½ cup flour
Dash of milk
1 cup breadcrumbs
Wash the beans and cut into thirds. In this order, dust the beans with flour, egg wash, (beaten eggs with milk) and breadcrumbs. Deep fry in coconut oil.
If you prefer more of a tempura type batter, forget the breadcrumbs and in this order dust the beans in flour, egg wash and flour again and then deep fry.
Finish off with chunky salt and cracked pepper. Tell the kids it is the new French fry!
We do live in the Pacific, and our cuisine is Pacific Rim. So why not use the local ingredients available to us, almost all year around, to celebrate Christmas? If you are still a fan of the roast, you can easily accompany the ham or turkey with these amazing, flavorsome, organic and low cost dishes.
Last, but by no means least, there is dessert.
Using my grandmother’s recipe, this dessert reminds me of her and the days we spent with her as a child. We would drink the custard first then eat the white fluffy clouds of sweet egg. It is a light dessert to eat without feeling naughty!
Back then there was no praline, but I love crushing up coconut caramel and sprinkling it on the top.
2 vanilla beans
2 cups milk
½ cup sugar
2 cups milk
¼ cup sugar
½ cup sugar
¼ cup water
¼ cup dried coconut

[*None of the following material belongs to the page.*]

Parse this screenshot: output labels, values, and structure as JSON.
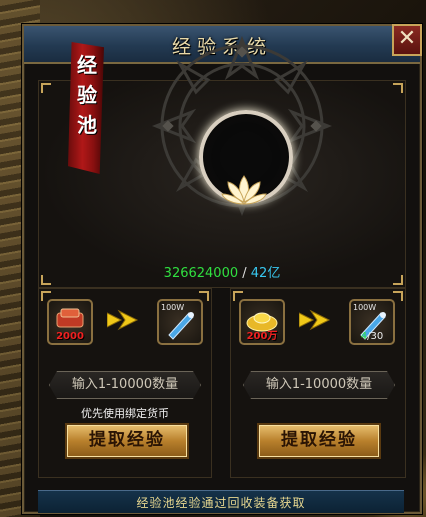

For the sauce: Scrape seeds from vanilla bean halves into heavy small saucepan; add beans. Add milk and bring to simmer over medium-high heat. Remove from heat, cover, and steep for 10 minutes. Whisk egg yolks and sugar in heavy medium saucepan until thick, about two minutes.
Gradually whisk in warm milk mixture (including vanilla beans). Stir over medium-low heat until custard thickens leaving a path on the back of a spoon after your finger is drawn across – about nine minutes (do not boil). Strain custard into small bowl. Cover and chill until cold, at least 3 hours and up to 2 days.
For meringues: Pour milk into a pot and bring it to simmer over medium heat. Using electric mixer, beat the egg whites in a large bowl until foamy. Add salt and beat until whites hold soft peaks. Add sugar, 1 tablespoon at a time, beating until whites are stiff and glossy.
Shape the meringues how you like them – balls or ovals with two spoons, dropping each one into milk. Simmer meringues for one minute. Using spatula, turn the meringues over in the milk. Simmer for one minute longer (meringues will puff up while poaching). Using a slotted spoon, transfer meringues to a towel and repeat the process, to make about 12 meringues. Transfer the meringues to a waxed-paper-lined baking sheet and refrigerate for at least 1 hour and up to 3 hours.
For caramel: Stir sugar and 1/4 cup water in pot, over medium heat until sugar dissolves. Increase heat and bring to the boil, brushing down sides of pan with a wet pastry brush to dissolve any sugar crystals. Boil until syrup is pale golden colour, occasionally swirling pan – about six minutes. Remove pan from heat and then add the coconut and stir it in. Pour the caramel onto some greaseproof paper and let it set. Then with a rolling pin crush the caramel into small pieces and sprinkle over the meringues.
To serve: Pour the sauce onto the plate, scoop the meringue cloud on top and sprinkle with the caramel.
Kandy’s Kitchen range of deli products is available at Libation, on Nambatu and at Organic Paradise in the Vanuatu Handicraft Markets.
For catering and other info, contact Kandy on [email protected], Ph +678 7735602, www.kandys-kitchen.com.